The first issue concerned whether Mr X could legally challenge the Minister’s decision. It is provided in Section 56 (1) of the 2015 Act that a reunification order may be made in relation to ‘a member of the family of the sponsor’, the definition of which includes “(d) a child of the sponsor who, on the date of the application…is under the age of 18 years and is not married”.
The Court held that as the term ‘child’ was not defined, there was no basis to refuse an application, even if the children were not the biological children of Mr X. The Court stated that if the children in Mr X’s application were the biological children of another man, they could still be described as a ‘child’ of Mr X for the purposes of the application and in accordance with the 2015 Act. The Court emphasised that the term ‘child’ bears a wider meaning than a biological child in this context. The Court therefore held that the issue in this case stemmed from the Minister’s error in proceeding on the basis that Section 56 (9) (d) of the 2015 Act required that a sponsor be the natural parent of a child.
Secondly, the Court held that this application was governed solely by domestic law and did not fall under any European Directive.

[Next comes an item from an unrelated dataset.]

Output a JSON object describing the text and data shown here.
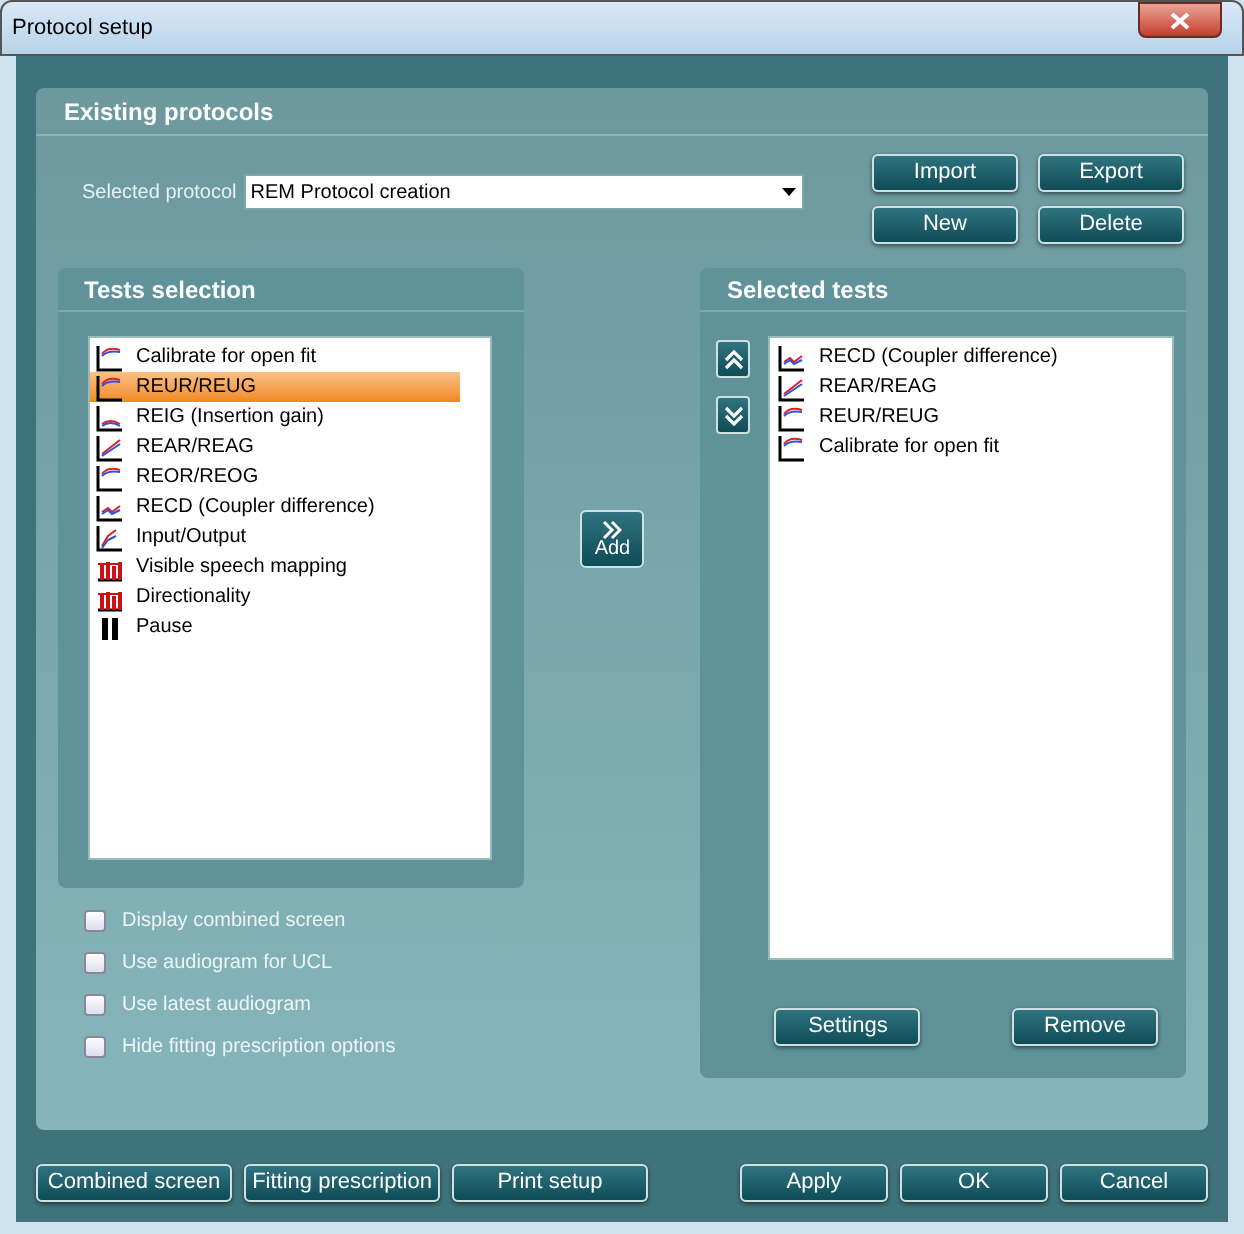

In its concluding remarks, the Court discussed how Section 56 (3) of the 2015 Act requires a sponsor to ‘cooperate fully’ and ruled that failing to provide a DNA sample did not necessarily amount to failure to ‘cooperate fully’. It distinguished between inviting someone to undertake a DNA test and requiring a DNA test.
Click here for the decision in X v Minister for Justice  IEHC 284.